As everyone already knows, we live in challenging times. Thanks to the stresses of urban life during an historic pandemic, many people are not only struggling to stay healthy but also to keep up their daily requirements of food, clothing and shelter. So it was truly uplifting to read Mark Zimmaro’s report on the annual Winter Coat Drive held by the Girard Estate Neighbors Association (“Coat drive to combat the cold,” Dec. 15).
As a resident of the Passyunk Crossing area, I noticed that the only clothing collection (other than by charities like Red Cross or Goodwill) in our immediate neighborhood was held around Thanksgiving by my parish, Annunciation B.V.M., at 10th and Dickinson streets. So it was especially gratifying to learn that another South Philly neighborhood organization holds a similar annual event close to the start of winter.
The big difference between most used clothing drives and the one held by GENA is that the latter concentrates only on warm coats for men, women and children, rather than clothing in general. Of course, as we approach the Christmas holiday and a new year, the need for outer clothing is becoming even more essential.
What is especially heartwarming about Zimmaro’s report is the mention of the center of the community’s coat drive, the Taproom on 19th. The generosity of the owner Pete Frye and his manager Brian Padgett is truly remarkable. I really like how they offered free drinks to those who donated coats for men, women or children.

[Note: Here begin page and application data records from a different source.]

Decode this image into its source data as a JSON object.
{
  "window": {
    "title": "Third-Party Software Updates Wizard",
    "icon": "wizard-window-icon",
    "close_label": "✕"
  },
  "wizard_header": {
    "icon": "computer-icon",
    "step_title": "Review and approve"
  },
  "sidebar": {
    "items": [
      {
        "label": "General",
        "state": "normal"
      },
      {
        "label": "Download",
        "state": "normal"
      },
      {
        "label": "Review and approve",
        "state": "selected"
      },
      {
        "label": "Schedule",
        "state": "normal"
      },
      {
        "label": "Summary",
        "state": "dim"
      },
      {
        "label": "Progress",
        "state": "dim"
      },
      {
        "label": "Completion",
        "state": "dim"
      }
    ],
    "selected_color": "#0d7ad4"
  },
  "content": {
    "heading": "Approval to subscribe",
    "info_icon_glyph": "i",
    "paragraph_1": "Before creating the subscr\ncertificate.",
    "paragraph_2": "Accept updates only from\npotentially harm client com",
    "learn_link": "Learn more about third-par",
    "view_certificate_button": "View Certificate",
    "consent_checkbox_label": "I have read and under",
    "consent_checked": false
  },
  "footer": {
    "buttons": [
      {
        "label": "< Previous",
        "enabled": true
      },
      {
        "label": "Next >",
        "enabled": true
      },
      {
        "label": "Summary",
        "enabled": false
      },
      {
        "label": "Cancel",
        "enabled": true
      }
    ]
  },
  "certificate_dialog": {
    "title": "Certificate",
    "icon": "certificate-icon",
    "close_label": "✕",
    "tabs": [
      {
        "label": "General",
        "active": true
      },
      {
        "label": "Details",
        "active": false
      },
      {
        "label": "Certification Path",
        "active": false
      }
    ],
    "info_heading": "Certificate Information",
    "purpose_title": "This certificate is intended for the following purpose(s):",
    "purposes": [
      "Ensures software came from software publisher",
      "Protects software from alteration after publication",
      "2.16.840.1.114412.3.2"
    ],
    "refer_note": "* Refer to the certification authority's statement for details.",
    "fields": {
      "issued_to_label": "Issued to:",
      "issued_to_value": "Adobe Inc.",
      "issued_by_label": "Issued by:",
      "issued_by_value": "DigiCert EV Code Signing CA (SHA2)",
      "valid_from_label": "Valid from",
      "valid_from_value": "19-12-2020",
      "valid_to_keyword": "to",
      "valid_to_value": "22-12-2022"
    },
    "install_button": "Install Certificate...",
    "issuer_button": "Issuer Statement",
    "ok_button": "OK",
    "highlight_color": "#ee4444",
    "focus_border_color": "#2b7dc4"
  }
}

Zimmaro also reported that the Association not only collects coats for the needy but also accepts food donations that they then give to Philabundance.
It seems as if there is nothing like a crisis to bring out the best and sometimes the worst in people. It makes me proud to be a citizen of South Philly where we have organizations, both religious and secular, that make it a practice to collect and distribute the necessities of life to the less fortunate. GENA and their partners at Taproom on 19th deserve our gratitude and praise for their consistent generosity to the needy. May this wonderful tradition continue for many more years.
– Gloria C. Endres